Two important announcements regarding my yoga community were made recently. The first is that the International Association of Yoga Therapists, after years of work, have defined and developed a curriculum with which to certify someone as a Yoga Therapist. This new designation will read as C-IAYT. This achievement comes on the heels of the Yoga Alliance announcing that they will not recognize the term yoga therapy within their certification requirements. Their primary interest is in making sure that anyone who calls themselves a yoga teacher/instructor knows how to keep people safe while guiding asana practice. Using yoga, therapeutically or in any kind of a ‘healing’ way is not what the Yoga Alliance is focused on. Whereas, the IAYT which was founded in 1989 has been solely focused on using yoga therapeutically and they have dedicated all their resources towards that end. Just as my yoga ‘career’ got started (1999) the dialogue on what is yoga therapy began. Over the next few years they discussed just what were the most important aspects of a yoga (therapy) program and should we establish a required curriculum? Much of this discussion occurred before the current explosion of yoga ‘teachers’ hit the scene. My feelings at the time were in line with others who asserted that yoga could not be strictly coded for anything since it’s very foundation was based in energy, spirit, and whatever overriding belief system was operating at any given time. IMHO Yoga can not be quantified…and my personal practice of yoga therapy emphasizes that, which does not mean that I ignore the body during practice. Quite the contrary. But, a holistic practice should cover the whole as understood by the early yogi’s.

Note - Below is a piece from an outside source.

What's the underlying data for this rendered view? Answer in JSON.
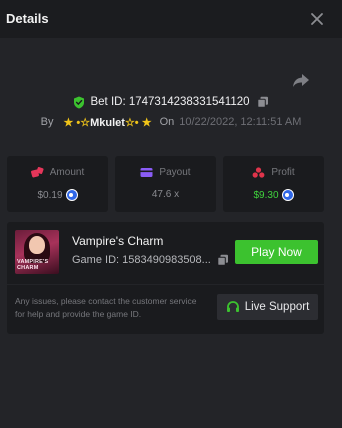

Today, all the debating is complete and the organizations have chosen their paths forward and it’s exactly what I feared would happen. They’ve narrowed down yoga therapy to mostly asana & pranayama, and turned the subtle & causal energy-bodies over to Ayurveda….which isn’t awful, just disappointing, for me, personally. But, I have my karma to work thru just like everyone else.

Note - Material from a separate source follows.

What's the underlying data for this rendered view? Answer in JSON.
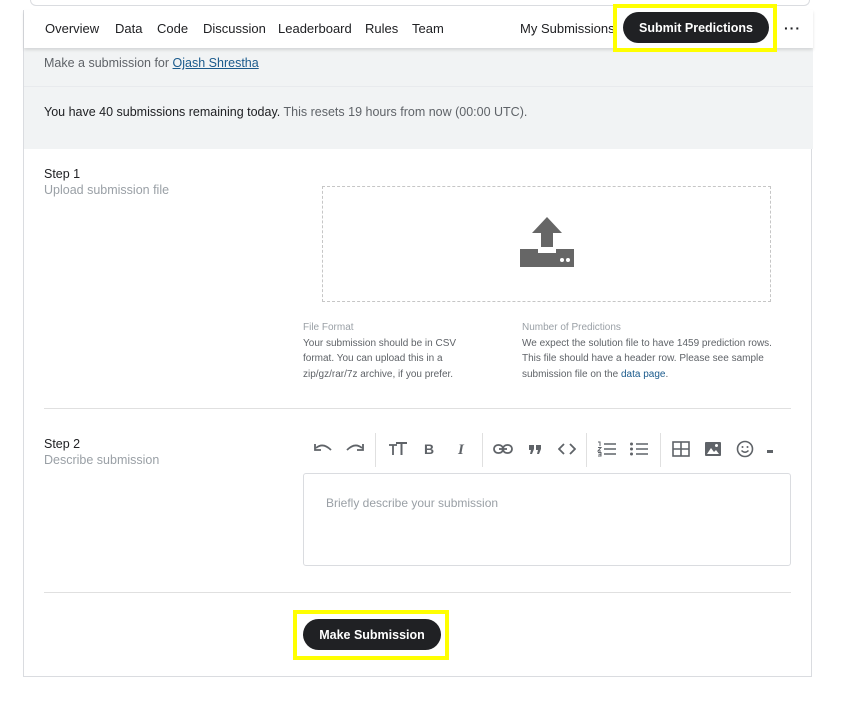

All that said it seems that I do qualify to be grandfathered (or more appropriately) grandmothered in for their official certification of yoga therapy, I guess age does have some rewards. But first I have the daunting task of documenting 15 years of client contact. Nevertheless, those that are wanting to call themselves yoga therapists are faced with a curriculum that would never have appealed to me, or anyone who understands that healing, well-being, and self-fulfillment is more than the body, more than the sum of the parts, more than anything that can be studied, measured, or quantified.
Another piece of yoga news was the announcement that Integrative Yoga Therapy will become a part of the Kripalu Yoga curriculum, officially. This is not a big surprise to me as Joseph LaPage was part of the early Kripalu ashram, but it’s so wonderful to have them together in this form. All of my teacher-trainings have been within this lineage of teachers and I feel so much gratitude to be a part of the community.
I never expected to be a pioneer of anything, but it seems as though I have been blazing a path for sure. Just the fact that I’m posting this to all of you is evidence of that. My studio is 14 years old and continues to be a safe and sacred space for those who seek healing, inspiration, and enlightenment thru yoga. Om Shanti.